Argentina can and does issue bonds subject to local law. They pay interest rates of about 24%, reflecting the regular expropriations of foreigners under local legislation. Unlike Argentine courts, New York courts aren't Peronist cronies.

By the way, where is TNTARG, the Kirchner mouthpiece who used to post here about the Peronist workers paradise? Probably her check bounced.

Monty Burns's picture

Unlike Argentine courts, New York courts aren't Peronist cronies.


Agreed. But they are cronies of the Wall St. banksters.

kellycriterion's picture

Now of course Jose you know that Argentina took the money it "borrowed" and exchanged it for real stuff. A huge component in that real stuff is human labor.

So why should the Argentina political class be forced to give some of value in exchange for something of value. Jose has no problem working for them for free.

But Jose is probably indignant about this income inequality trend. It's probably the fault of rich guys like Eliot Mgt.

Cognitive Dissonance's picture

But....but....but what about the old GM bond holders who got stiff-armed by all parties involved.....including the US 'Justice' system?

Almost Solvent's picture

Chyrsler & GM bondholders folded their "liquidation" hand for the government's free money hand. 


Don't bring a penknife (GM Bondholders) to a bazooka (US Gov) fight.


Look around the poker table, if you can't see the sucker, you're it.

FishHockers's picture

Racist decision I tell you.

MFL8240's picture

Shocked to see the Supreme Court voted in favor of their own country!

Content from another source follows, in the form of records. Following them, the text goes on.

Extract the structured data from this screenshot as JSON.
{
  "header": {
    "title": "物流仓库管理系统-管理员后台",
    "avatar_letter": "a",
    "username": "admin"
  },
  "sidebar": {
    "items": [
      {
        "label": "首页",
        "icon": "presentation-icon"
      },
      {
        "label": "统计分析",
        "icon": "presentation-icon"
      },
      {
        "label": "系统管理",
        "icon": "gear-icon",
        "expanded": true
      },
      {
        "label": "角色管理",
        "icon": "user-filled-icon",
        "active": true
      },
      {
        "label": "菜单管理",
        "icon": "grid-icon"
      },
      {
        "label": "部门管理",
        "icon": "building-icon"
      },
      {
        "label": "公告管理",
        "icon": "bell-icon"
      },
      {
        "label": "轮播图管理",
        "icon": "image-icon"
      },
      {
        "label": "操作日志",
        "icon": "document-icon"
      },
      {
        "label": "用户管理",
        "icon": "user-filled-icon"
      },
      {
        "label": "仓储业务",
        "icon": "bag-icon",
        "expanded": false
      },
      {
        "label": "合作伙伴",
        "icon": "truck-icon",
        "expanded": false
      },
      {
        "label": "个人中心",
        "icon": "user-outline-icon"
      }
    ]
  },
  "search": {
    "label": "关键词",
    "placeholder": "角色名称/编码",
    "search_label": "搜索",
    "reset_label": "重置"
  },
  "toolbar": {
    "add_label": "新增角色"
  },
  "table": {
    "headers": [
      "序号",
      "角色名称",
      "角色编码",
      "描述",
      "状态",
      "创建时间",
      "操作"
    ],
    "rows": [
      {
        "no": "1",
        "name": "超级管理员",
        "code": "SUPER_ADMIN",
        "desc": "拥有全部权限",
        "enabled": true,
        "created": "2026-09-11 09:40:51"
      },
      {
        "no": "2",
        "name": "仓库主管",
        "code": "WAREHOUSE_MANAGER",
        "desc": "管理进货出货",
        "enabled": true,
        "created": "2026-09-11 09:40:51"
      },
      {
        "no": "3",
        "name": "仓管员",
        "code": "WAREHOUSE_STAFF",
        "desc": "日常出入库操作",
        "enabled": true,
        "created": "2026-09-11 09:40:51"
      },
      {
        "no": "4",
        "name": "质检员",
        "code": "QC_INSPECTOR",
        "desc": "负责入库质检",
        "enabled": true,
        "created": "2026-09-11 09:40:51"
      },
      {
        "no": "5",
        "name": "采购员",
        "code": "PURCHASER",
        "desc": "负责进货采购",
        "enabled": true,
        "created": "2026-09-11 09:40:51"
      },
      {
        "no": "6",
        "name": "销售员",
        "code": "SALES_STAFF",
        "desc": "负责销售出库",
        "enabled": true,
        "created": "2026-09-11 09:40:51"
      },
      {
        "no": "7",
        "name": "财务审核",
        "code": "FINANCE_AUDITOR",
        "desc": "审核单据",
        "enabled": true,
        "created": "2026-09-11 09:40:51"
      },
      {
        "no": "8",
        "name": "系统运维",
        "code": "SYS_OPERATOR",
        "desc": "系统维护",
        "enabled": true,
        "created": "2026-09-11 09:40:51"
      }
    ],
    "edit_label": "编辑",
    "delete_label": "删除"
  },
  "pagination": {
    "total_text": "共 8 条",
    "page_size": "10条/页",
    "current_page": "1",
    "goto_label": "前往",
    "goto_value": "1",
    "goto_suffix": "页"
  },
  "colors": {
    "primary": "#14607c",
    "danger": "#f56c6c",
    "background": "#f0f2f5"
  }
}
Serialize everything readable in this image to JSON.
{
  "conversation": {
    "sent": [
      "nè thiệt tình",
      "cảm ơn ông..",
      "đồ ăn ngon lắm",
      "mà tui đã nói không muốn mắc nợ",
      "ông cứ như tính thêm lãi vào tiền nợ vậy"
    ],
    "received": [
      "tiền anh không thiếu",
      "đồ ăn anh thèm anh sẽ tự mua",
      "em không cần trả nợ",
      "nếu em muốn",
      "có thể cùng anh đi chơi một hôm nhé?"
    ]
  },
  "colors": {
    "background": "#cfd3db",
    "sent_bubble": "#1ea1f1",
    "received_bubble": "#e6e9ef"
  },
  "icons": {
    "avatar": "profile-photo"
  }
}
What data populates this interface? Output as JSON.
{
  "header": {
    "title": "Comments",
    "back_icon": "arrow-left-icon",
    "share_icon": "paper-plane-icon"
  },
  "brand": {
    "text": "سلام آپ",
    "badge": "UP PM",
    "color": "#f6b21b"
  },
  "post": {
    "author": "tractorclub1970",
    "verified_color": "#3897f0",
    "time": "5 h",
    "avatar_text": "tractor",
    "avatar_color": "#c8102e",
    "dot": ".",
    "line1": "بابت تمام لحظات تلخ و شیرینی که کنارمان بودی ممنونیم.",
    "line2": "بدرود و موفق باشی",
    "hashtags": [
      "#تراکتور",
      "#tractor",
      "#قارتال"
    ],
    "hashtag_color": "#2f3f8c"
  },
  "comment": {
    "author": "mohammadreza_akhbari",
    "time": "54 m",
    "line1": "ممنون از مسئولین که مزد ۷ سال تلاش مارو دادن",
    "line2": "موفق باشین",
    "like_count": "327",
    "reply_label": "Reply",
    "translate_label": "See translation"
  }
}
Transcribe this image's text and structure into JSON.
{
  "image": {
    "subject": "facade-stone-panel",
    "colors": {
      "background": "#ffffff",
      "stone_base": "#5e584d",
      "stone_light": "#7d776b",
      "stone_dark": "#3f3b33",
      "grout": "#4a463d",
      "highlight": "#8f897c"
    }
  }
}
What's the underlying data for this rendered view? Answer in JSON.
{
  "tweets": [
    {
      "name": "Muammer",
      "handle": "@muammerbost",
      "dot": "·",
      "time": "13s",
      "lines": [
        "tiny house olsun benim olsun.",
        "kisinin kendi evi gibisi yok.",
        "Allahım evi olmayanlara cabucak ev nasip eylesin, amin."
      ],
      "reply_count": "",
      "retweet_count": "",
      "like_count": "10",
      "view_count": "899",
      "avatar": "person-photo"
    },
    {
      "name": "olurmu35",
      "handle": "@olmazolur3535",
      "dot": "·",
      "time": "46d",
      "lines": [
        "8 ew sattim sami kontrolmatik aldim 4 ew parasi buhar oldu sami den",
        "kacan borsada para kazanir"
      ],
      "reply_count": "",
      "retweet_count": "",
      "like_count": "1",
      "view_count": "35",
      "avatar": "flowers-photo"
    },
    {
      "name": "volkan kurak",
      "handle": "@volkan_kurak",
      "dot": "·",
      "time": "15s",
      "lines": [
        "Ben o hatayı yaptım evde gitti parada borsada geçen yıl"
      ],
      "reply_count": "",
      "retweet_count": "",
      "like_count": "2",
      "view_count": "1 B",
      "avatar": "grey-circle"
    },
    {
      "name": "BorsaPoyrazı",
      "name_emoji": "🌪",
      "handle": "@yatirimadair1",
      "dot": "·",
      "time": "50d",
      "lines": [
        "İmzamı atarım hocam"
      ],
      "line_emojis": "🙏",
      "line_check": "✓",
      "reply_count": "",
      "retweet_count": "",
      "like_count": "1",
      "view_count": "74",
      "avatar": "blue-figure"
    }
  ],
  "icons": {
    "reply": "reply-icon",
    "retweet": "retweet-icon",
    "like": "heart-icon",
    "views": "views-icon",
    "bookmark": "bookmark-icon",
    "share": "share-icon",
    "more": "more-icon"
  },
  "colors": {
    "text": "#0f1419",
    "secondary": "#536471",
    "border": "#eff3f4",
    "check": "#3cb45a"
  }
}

insanelysane's picture

It's an election year so the lefties are bringing it a little bit back to center.  The rightie elite would like to move a little back to center too but the minions don't seem to be seeing it that way.

Uncle Remus's picture

Cristina Fernandez, in couched diplo-speak: "Fuck the US. Care for a sopaipilla?"

insanelysane's picture

If you look at the history of this, everyone was supposed to restructure because we're all equal citizens of the world except for the IMF, whose employees pay no taxes to any country in the world.  The IMF was paid back in full.

highly debtful's picture

Pity. It's a beautiful country, at least up north - I've never been to the south. We visited the country back in 2008 and I very much liked the people over there. But my brother in law, who lives in Paraguay since 1989, told me there and then that the country was doomed because Cristina was a complete crackpot who wouldn't recognize a sound economic policy if you'd serve it to her with the finest Beluga caviar and a bottle of Torrontés.

Turns out he was right 6 years ago. Unfortunately, because the country has a lot going for it, IMO. 

machineh's picture

Argentina's next presidential election is in Oct. 2015, and the widow K. (a great pal of Hugo Chavez and the Castro brothers) can't run.

Unfortunately, nearly all the prospective candidates are Peronists (just as all of our U.S. candidates are Depublicrats).

So it will be a miracle if anything ever changes, in a country addicted to statism and dirigisme.

Surely if we just add a few more regulations, things will get better! /sarc